◆ **Task directions**
Return the entries that follow exactly, with no images.

◆ **Data in this exercise**
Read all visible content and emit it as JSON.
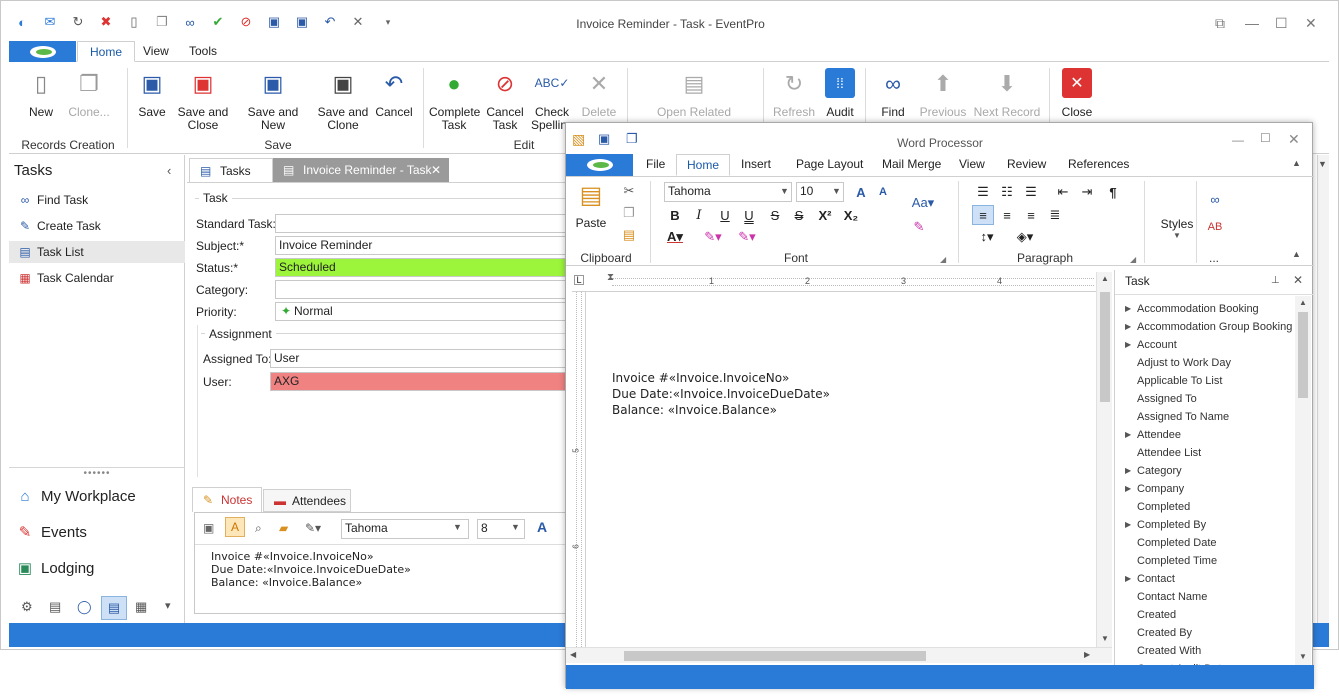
{
  "window": {
    "title": "Invoice Reminder - Task - EventPro"
  },
  "ribbon_tabs": [
    "Home",
    "View",
    "Tools"
  ],
  "ribbon": {
    "records": {
      "new": "New",
      "clone": "Clone...",
      "group": "Records Creation"
    },
    "save": {
      "save": "Save",
      "save_close": "Save and\nClose",
      "save_new": "Save and New",
      "save_clone": "Save and\nClone",
      "cancel": "Cancel",
      "group": "Save"
    },
    "edit": {
      "complete": "Complete\nTask",
      "cancel_task": "Cancel\nTask",
      "spelling": "Check\nSpelling",
      "delete": "Delete",
      "group": "Edit"
    },
    "open_related": "Open Related",
    "refresh": "Refresh",
    "audit": "Audit",
    "find": "Find",
    "previous": "Previous",
    "next": "Next Record",
    "close": "Close"
  },
  "leftnav": {
    "title": "Tasks",
    "items": [
      "Find Task",
      "Create Task",
      "Task List",
      "Task Calendar"
    ],
    "selected": "Task List",
    "bottom": [
      "My Workplace",
      "Events",
      "Lodging"
    ]
  },
  "doc_tabs": [
    "Tasks",
    "Invoice Reminder - Task"
  ],
  "form": {
    "group_task": "Task",
    "standard_task_label": "Standard Task:",
    "standard_task": "",
    "subject_label": "Subject:*",
    "subject": "Invoice Reminder",
    "status_label": "Status:*",
    "status": "Scheduled",
    "category_label": "Category:",
    "category": "",
    "priority_label": "Priority:",
    "priority": "Normal",
    "group_assignment": "Assignment",
    "assigned_to_label": "Assigned To:",
    "assigned_to": "User",
    "user_label": "User:",
    "user": "AXG",
    "status_color": "#9cf53a",
    "user_color": "#f08282"
  },
  "notes": {
    "tabs": [
      "Notes",
      "Attendees"
    ],
    "font": "Tahoma",
    "size": "8",
    "lines": [
      "Invoice #«Invoice.InvoiceNo»",
      "Due Date:«Invoice.InvoiceDueDate»",
      "Balance: «Invoice.Balance»"
    ]
  },
  "wp": {
    "title": "Word Processor",
    "tabs": [
      "File",
      "Home",
      "Insert",
      "Page Layout",
      "Mail Merge",
      "View",
      "Review",
      "References"
    ],
    "paste": "Paste",
    "font": "Tahoma",
    "size": "10",
    "groups": {
      "clipboard": "Clipboard",
      "font": "Font",
      "paragraph": "Paragraph",
      "styles": "Styles",
      "more": "..."
    },
    "ruler": [
      "1",
      "2",
      "3",
      "4",
      "5",
      "6"
    ],
    "doc_lines": [
      "Invoice #«Invoice.InvoiceNo»",
      "Due Date:«Invoice.InvoiceDueDate»",
      "Balance: «Invoice.Balance»"
    ],
    "panel_title": "Task",
    "fields": [
      {
        "name": "Accommodation Booking",
        "expand": true
      },
      {
        "name": "Accommodation Group Booking",
        "expand": true
      },
      {
        "name": "Account",
        "expand": true
      },
      {
        "name": "Adjust to Work Day",
        "expand": false
      },
      {
        "name": "Applicable To List",
        "expand": false
      },
      {
        "name": "Assigned To",
        "expand": false
      },
      {
        "name": "Assigned To Name",
        "expand": false
      },
      {
        "name": "Attendee",
        "expand": true
      },
      {
        "name": "Attendee List",
        "expand": false
      },
      {
        "name": "Category",
        "expand": true
      },
      {
        "name": "Company",
        "expand": true
      },
      {
        "name": "Completed",
        "expand": false
      },
      {
        "name": "Completed By",
        "expand": true
      },
      {
        "name": "Completed Date",
        "expand": false
      },
      {
        "name": "Completed Time",
        "expand": false
      },
      {
        "name": "Contact",
        "expand": true
      },
      {
        "name": "Contact Name",
        "expand": false
      },
      {
        "name": "Created",
        "expand": false
      },
      {
        "name": "Created By",
        "expand": false
      },
      {
        "name": "Created With",
        "expand": false
      },
      {
        "name": "Current Audit Data",
        "expand": true
      }
    ]
  }
}
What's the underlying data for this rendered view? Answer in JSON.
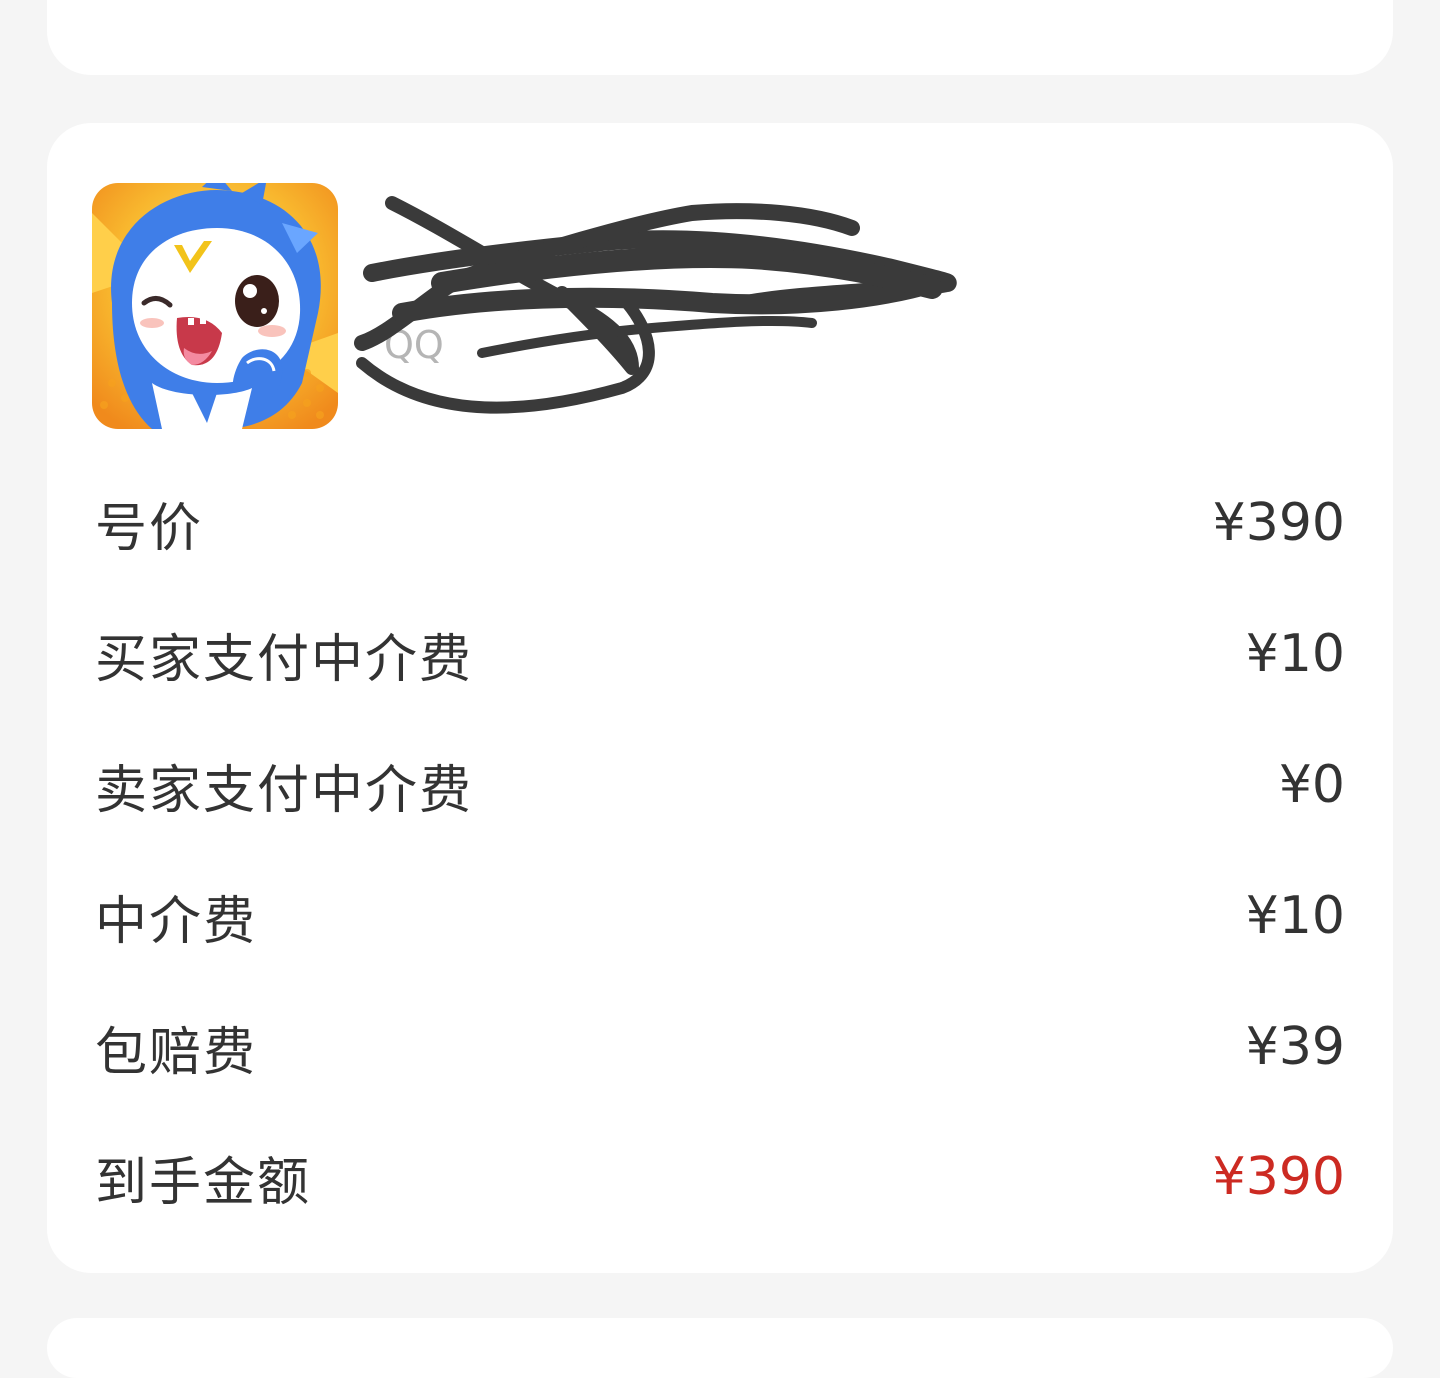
{
  "top_card": {
    "label": "",
    "value": ""
  },
  "game": {
    "icon": "qq-game-mascot-icon",
    "title": "",
    "subtitle": "QQ"
  },
  "fees": [
    {
      "label": "号价",
      "value": "¥390"
    },
    {
      "label": "买家支付中介费",
      "value": "¥10"
    },
    {
      "label": "卖家支付中介费",
      "value": "¥0"
    },
    {
      "label": "中介费",
      "value": "¥10"
    },
    {
      "label": "包赔费",
      "value": "¥39"
    },
    {
      "label": "到手金额",
      "value": "¥390"
    }
  ],
  "colors": {
    "page_bg": "#f5f5f5",
    "card_bg": "#ffffff",
    "text": "#333333",
    "subtext": "#b5b5b5",
    "highlight": "#cc2a22",
    "redaction": "#3a3a3a"
  }
}
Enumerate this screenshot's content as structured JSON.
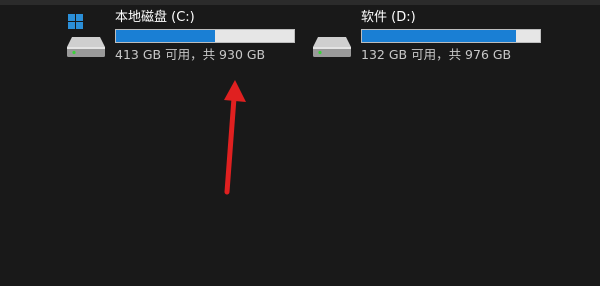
{
  "drives": [
    {
      "name": "本地磁盘 (C:)",
      "free_text": "413 GB 可用，共 930 GB",
      "usage_fraction": 0.556,
      "icon": "system-drive-icon"
    },
    {
      "name": "软件 (D:)",
      "free_text": "132 GB 可用，共 976 GB",
      "usage_fraction": 0.865,
      "icon": "hard-drive-icon"
    }
  ],
  "colors": {
    "background": "#191919",
    "bar_fill": "#1a7fd4",
    "bar_track": "#e6e6e6",
    "arrow": "#e02020",
    "windows_logo": "#2b8fd8"
  }
}
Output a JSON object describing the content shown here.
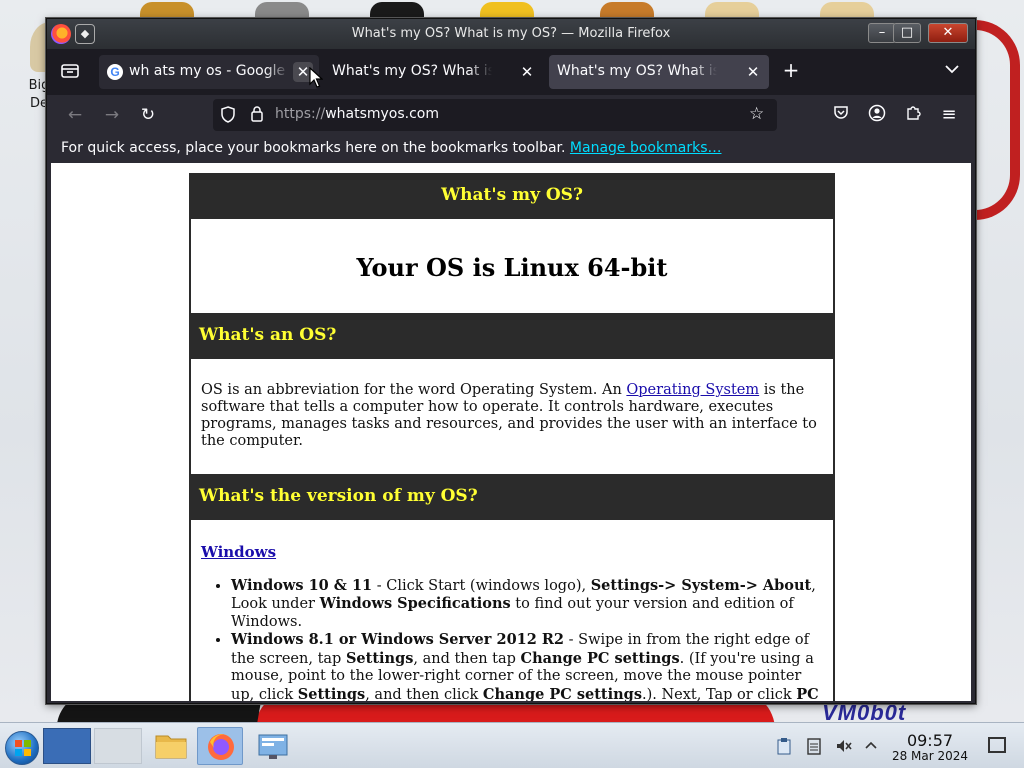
{
  "desktop": {
    "icon_label": "Big\nDe",
    "wallpaper_logo": "VM0b0t"
  },
  "window": {
    "title": "What's my OS? What is my OS? — Mozilla Firefox",
    "buttons": {
      "minimize": "–",
      "maximize": "□",
      "close": "✕"
    }
  },
  "tabs": [
    {
      "label": "wh ats my os - Google Search",
      "favicon": "G",
      "active": false
    },
    {
      "label": "What's my OS? What is my OS?",
      "active": false
    },
    {
      "label": "What's my OS? What is my OS?",
      "active": true
    }
  ],
  "navbar": {
    "url_scheme": "https://",
    "url_host": "whatsmyos.com"
  },
  "bookmarks_bar": {
    "text": "For quick access, place your bookmarks here on the bookmarks toolbar.",
    "link": "Manage bookmarks…"
  },
  "page": {
    "header": "What's my OS?",
    "result": "Your OS is Linux 64-bit",
    "whats_os_heading": "What's an OS?",
    "whats_os_text_1": "OS is an abbreviation for the word Operating System. An ",
    "whats_os_link": "Operating System",
    "whats_os_text_2": " is the software that tells a computer how to operate. It controls hardware, executes programs, manages tasks and resources, and provides the user with an interface to the computer.",
    "version_heading": "What's the version of my OS?",
    "windows_link": "Windows",
    "win10": {
      "b1": "Windows 10 & 11",
      "t1": " - Click Start (windows logo), ",
      "b2": "Settings-> System-> About",
      "t2": ", Look under ",
      "b3": "Windows Specifications",
      "t3": " to find out your version and edition of Windows."
    },
    "win81": {
      "b1": "Windows 8.1 or Windows Server 2012 R2",
      "t1": " - Swipe in from the right edge of the screen, tap ",
      "b2": "Settings",
      "t2": ", and then tap ",
      "b3": "Change PC settings",
      "t3": ". (If you're using a mouse, point to the lower-right corner of the screen, move the mouse pointer up, click ",
      "b4": "Settings",
      "t4": ", and then click ",
      "b5": "Change PC settings",
      "t5": ".). Next, Tap or click ",
      "b6": "PC and"
    }
  },
  "taskbar": {
    "time": "09:57",
    "date": "28 Mar 2024"
  },
  "colors": {
    "page_heading_bg": "#2b2b2b",
    "page_heading_text": "#ffff33",
    "link_cyan": "#00ddff",
    "tab_active_bg": "#42414d"
  }
}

◆ **Answer**
Read all visible content and emit it as JSON.
{
  "window": {
    "title": "Invoice Reminder - Task - EventPro"
  },
  "ribbon_tabs": [
    "Home",
    "View",
    "Tools"
  ],
  "ribbon": {
    "records": {
      "new": "New",
      "clone": "Clone...",
      "group": "Records Creation"
    },
    "save": {
      "save": "Save",
      "save_close": "Save and\nClose",
      "save_new": "Save and New",
      "save_clone": "Save and\nClone",
      "cancel": "Cancel",
      "group": "Save"
    },
    "edit": {
      "complete": "Complete\nTask",
      "cancel_task": "Cancel\nTask",
      "spelling": "Check\nSpelling",
      "delete": "Delete",
      "group": "Edit"
    },
    "open_related": "Open Related",
    "refresh": "Refresh",
    "audit": "Audit",
    "find": "Find",
    "previous": "Previous",
    "next": "Next Record",
    "close": "Close"
  },
  "leftnav": {
    "title": "Tasks",
    "items": [
      "Find Task",
      "Create Task",
      "Task List",
      "Task Calendar"
    ],
    "selected": "Task List",
    "bottom": [
      "My Workplace",
      "Events",
      "Lodging"
    ]
  },
  "doc_tabs": [
    "Tasks",
    "Invoice Reminder - Task"
  ],
  "form": {
    "group_task": "Task",
    "standard_task_label": "Standard Task:",
    "standard_task": "",
    "subject_label": "Subject:*",
    "subject": "Invoice Reminder",
    "status_label": "Status:*",
    "status": "Scheduled",
    "category_label": "Category:",
    "category": "",
    "priority_label": "Priority:",
    "priority": "Normal",
    "group_assignment": "Assignment",
    "assigned_to_label": "Assigned To:",
    "assigned_to": "User",
    "user_label": "User:",
    "user": "AXG",
    "status_color": "#9cf53a",
    "user_color": "#f08282"
  },
  "notes": {
    "tabs": [
      "Notes",
      "Attendees"
    ],
    "font": "Tahoma",
    "size": "8",
    "lines": [
      "Invoice #«Invoice.InvoiceNo»",
      "Due Date:«Invoice.InvoiceDueDate»",
      "Balance: «Invoice.Balance»"
    ]
  },
  "wp": {
    "title": "Word Processor",
    "tabs": [
      "File",
      "Home",
      "Insert",
      "Page Layout",
      "Mail Merge",
      "View",
      "Review",
      "References"
    ],
    "paste": "Paste",
    "font": "Tahoma",
    "size": "10",
    "groups": {
      "clipboard": "Clipboard",
      "font": "Font",
      "paragraph": "Paragraph",
      "styles": "Styles",
      "more": "..."
    },
    "ruler": [
      "1",
      "2",
      "3",
      "4",
      "5",
      "6"
    ],
    "doc_lines": [
      "Invoice #«Invoice.InvoiceNo»",
      "Due Date:«Invoice.InvoiceDueDate»",
      "Balance: «Invoice.Balance»"
    ],
    "panel_title": "Task",
    "fields": [
      {
        "name": "Accommodation Booking",
        "expand": true
      },
      {
        "name": "Accommodation Group Booking",
        "expand": true
      },
      {
        "name": "Account",
        "expand": true
      },
      {
        "name": "Adjust to Work Day",
        "expand": false
      },
      {
        "name": "Applicable To List",
        "expand": false
      },
      {
        "name": "Assigned To",
        "expand": false
      },
      {
        "name": "Assigned To Name",
        "expand": false
      },
      {
        "name": "Attendee",
        "expand": true
      },
      {
        "name": "Attendee List",
        "expand": false
      },
      {
        "name": "Category",
        "expand": true
      },
      {
        "name": "Company",
        "expand": true
      },
      {
        "name": "Completed",
        "expand": false
      },
      {
        "name": "Completed By",
        "expand": true
      },
      {
        "name": "Completed Date",
        "expand": false
      },
      {
        "name": "Completed Time",
        "expand": false
      },
      {
        "name": "Contact",
        "expand": true
      },
      {
        "name": "Contact Name",
        "expand": false
      },
      {
        "name": "Created",
        "expand": false
      },
      {
        "name": "Created By",
        "expand": false
      },
      {
        "name": "Created With",
        "expand": false
      },
      {
        "name": "Current Audit Data",
        "expand": true
      }
    ]
  }
}
What's the underlying data for this rendered view? Answer in JSON.
{
  "top_card": {
    "label": "",
    "value": ""
  },
  "game": {
    "icon": "qq-game-mascot-icon",
    "title": "",
    "subtitle": "QQ"
  },
  "fees": [
    {
      "label": "号价",
      "value": "¥390"
    },
    {
      "label": "买家支付中介费",
      "value": "¥10"
    },
    {
      "label": "卖家支付中介费",
      "value": "¥0"
    },
    {
      "label": "中介费",
      "value": "¥10"
    },
    {
      "label": "包赔费",
      "value": "¥39"
    },
    {
      "label": "到手金额",
      "value": "¥390"
    }
  ],
  "colors": {
    "page_bg": "#f5f5f5",
    "card_bg": "#ffffff",
    "text": "#333333",
    "subtext": "#b5b5b5",
    "highlight": "#cc2a22",
    "redaction": "#3a3a3a"
  }
}
Enumerate this screenshot's content as structured JSON.
{
  "drives": [
    {
      "name": "本地磁盘 (C:)",
      "free_text": "413 GB 可用，共 930 GB",
      "usage_fraction": 0.556,
      "icon": "system-drive-icon"
    },
    {
      "name": "软件 (D:)",
      "free_text": "132 GB 可用，共 976 GB",
      "usage_fraction": 0.865,
      "icon": "hard-drive-icon"
    }
  ],
  "colors": {
    "background": "#191919",
    "bar_fill": "#1a7fd4",
    "bar_track": "#e6e6e6",
    "arrow": "#e02020",
    "windows_logo": "#2b8fd8"
  }
}
Output a JSON object describing the content shown here.
{
  "desktop": {
    "icon_label": "Big\nDe",
    "wallpaper_logo": "VM0b0t"
  },
  "window": {
    "title": "What's my OS? What is my OS? — Mozilla Firefox",
    "buttons": {
      "minimize": "–",
      "maximize": "□",
      "close": "✕"
    }
  },
  "tabs": [
    {
      "label": "wh ats my os - Google Search",
      "favicon": "G",
      "active": false
    },
    {
      "label": "What's my OS? What is my OS?",
      "active": false
    },
    {
      "label": "What's my OS? What is my OS?",
      "active": true
    }
  ],
  "navbar": {
    "url_scheme": "https://",
    "url_host": "whatsmyos.com"
  },
  "bookmarks_bar": {
    "text": "For quick access, place your bookmarks here on the bookmarks toolbar.",
    "link": "Manage bookmarks…"
  },
  "page": {
    "header": "What's my OS?",
    "result": "Your OS is Linux 64-bit",
    "whats_os_heading": "What's an OS?",
    "whats_os_text_1": "OS is an abbreviation for the word Operating System. An ",
    "whats_os_link": "Operating System",
    "whats_os_text_2": " is the software that tells a computer how to operate. It controls hardware, executes programs, manages tasks and resources, and provides the user with an interface to the computer.",
    "version_heading": "What's the version of my OS?",
    "windows_link": "Windows",
    "win10": {
      "b1": "Windows 10 & 11",
      "t1": " - Click Start (windows logo), ",
      "b2": "Settings-> System-> About",
      "t2": ", Look under ",
      "b3": "Windows Specifications",
      "t3": " to find out your version and edition of Windows."
    },
    "win81": {
      "b1": "Windows 8.1 or Windows Server 2012 R2",
      "t1": " - Swipe in from the right edge of the screen, tap ",
      "b2": "Settings",
      "t2": ", and then tap ",
      "b3": "Change PC settings",
      "t3": ". (If you're using a mouse, point to the lower-right corner of the screen, move the mouse pointer up, click ",
      "b4": "Settings",
      "t4": ", and then click ",
      "b5": "Change PC settings",
      "t5": ".). Next, Tap or click ",
      "b6": "PC and"
    }
  },
  "taskbar": {
    "time": "09:57",
    "date": "28 Mar 2024"
  },
  "colors": {
    "page_heading_bg": "#2b2b2b",
    "page_heading_text": "#ffff33",
    "link_cyan": "#00ddff",
    "tab_active_bg": "#42414d"
  }
}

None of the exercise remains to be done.